Travel Trends – Social Networking
Social Networking – Two articles on the power and (still) lack of knowledge about social networking. First, TechCrunch discusses a new study from European Mobile carrier O2, that the old six degrees of separation thought has been reduced to three thanks to the social networking capabilities of the internet. Only 3, finally I can win that damn 6 degrees of Kevin Bacon game! Anyway, the article says:
According to the study, the average person is now connected by just three degrees within a shared “interest” or social group instead of six. In fact, it found that people are usually a part of three main networks: family, friendship, and work.
It should be noted that the research is not the epitome of a real scientific study—O2 paid for it, after all. And anyone who has a LinkedIn account knows that it is still easy to find plenty of people who are more than three degrees away from you. But the study does underscore something we all know:more so than ever before, everyone is connected (even if it is only tangentially).
On the other hand, another study from Synovate via eMarketer (as you are reading these, I am sure you know that most of these studies are produced to highlight the research company, right? Okay, good.) claims that only 42% of consumers know what social networking is.
That stat will bring you back down to earth. The next time you are in a meeting and someone says ‘everyone is on MySpace’…ah, not so fast my friend…check the chart.
Plus, it appears that some people just don’t like you or your friends:

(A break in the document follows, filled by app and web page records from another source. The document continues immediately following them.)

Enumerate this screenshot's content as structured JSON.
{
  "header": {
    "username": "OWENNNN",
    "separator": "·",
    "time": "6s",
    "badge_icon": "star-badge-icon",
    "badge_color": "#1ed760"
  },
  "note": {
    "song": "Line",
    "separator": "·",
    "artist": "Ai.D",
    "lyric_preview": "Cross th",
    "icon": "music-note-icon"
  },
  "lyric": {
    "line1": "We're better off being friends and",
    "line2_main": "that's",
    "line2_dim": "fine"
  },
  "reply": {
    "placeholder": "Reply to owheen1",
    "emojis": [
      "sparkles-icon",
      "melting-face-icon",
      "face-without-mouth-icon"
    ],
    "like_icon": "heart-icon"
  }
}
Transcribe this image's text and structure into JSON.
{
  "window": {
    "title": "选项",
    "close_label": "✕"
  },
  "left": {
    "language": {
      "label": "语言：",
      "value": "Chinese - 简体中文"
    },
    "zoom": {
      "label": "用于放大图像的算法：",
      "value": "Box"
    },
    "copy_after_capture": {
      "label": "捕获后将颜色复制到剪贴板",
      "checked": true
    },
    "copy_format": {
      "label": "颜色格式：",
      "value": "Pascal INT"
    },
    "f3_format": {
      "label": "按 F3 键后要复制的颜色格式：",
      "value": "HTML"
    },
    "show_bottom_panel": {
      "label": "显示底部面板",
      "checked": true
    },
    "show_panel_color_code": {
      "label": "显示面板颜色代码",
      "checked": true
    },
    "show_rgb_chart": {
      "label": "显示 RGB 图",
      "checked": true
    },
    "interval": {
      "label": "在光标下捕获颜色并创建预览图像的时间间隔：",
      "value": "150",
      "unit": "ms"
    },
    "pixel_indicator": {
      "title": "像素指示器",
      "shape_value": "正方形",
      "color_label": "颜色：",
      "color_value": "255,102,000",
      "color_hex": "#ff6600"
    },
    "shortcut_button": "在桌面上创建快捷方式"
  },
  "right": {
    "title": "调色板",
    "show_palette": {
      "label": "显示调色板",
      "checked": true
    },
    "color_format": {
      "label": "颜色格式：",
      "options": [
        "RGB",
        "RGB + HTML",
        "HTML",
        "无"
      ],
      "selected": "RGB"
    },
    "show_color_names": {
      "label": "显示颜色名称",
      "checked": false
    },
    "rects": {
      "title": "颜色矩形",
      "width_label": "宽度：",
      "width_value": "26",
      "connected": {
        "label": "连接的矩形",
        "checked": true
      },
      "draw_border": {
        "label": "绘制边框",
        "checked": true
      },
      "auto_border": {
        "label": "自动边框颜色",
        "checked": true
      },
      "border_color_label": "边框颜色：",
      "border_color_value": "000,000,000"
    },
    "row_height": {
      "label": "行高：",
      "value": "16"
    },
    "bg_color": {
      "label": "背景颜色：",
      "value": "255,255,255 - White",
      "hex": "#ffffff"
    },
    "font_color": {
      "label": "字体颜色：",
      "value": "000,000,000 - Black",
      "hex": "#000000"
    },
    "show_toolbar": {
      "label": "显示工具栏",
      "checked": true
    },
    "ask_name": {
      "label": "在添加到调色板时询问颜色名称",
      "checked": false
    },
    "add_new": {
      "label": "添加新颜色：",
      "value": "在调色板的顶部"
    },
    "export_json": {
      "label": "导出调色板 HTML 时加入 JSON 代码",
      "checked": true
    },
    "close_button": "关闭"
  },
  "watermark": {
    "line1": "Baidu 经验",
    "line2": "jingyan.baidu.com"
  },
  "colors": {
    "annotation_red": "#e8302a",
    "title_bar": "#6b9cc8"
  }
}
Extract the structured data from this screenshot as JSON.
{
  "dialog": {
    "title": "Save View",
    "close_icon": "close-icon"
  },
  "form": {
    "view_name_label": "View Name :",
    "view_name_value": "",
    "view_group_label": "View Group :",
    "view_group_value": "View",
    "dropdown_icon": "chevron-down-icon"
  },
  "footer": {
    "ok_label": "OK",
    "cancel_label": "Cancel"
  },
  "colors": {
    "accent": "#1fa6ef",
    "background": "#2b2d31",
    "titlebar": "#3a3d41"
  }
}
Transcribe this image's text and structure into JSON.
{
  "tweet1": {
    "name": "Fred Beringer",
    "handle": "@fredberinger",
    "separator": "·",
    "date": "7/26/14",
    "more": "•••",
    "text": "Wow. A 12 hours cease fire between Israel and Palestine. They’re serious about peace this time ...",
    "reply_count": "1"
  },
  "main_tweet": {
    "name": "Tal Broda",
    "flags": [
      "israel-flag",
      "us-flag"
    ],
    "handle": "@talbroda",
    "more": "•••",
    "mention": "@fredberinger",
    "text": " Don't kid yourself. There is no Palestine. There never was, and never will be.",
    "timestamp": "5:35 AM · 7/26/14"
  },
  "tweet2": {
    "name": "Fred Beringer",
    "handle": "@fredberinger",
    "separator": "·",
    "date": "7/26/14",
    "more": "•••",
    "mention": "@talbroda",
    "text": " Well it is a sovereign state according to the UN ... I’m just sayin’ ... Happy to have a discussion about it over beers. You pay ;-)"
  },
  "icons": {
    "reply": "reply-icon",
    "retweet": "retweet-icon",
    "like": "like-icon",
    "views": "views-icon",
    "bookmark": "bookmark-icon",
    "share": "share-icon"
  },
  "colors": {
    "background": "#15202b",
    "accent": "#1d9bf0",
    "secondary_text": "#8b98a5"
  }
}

Synovate also asked adult consumers if they were losing interest in online social networking. Overall, 36% of social network users said yes, led by those in Japan (55%), Slovakia (48%), Canada (47%), Poland and the US (45% each). Social networkers in Indonesia and France were the least likely to be losing interest, at only 18% and 21%, respectively.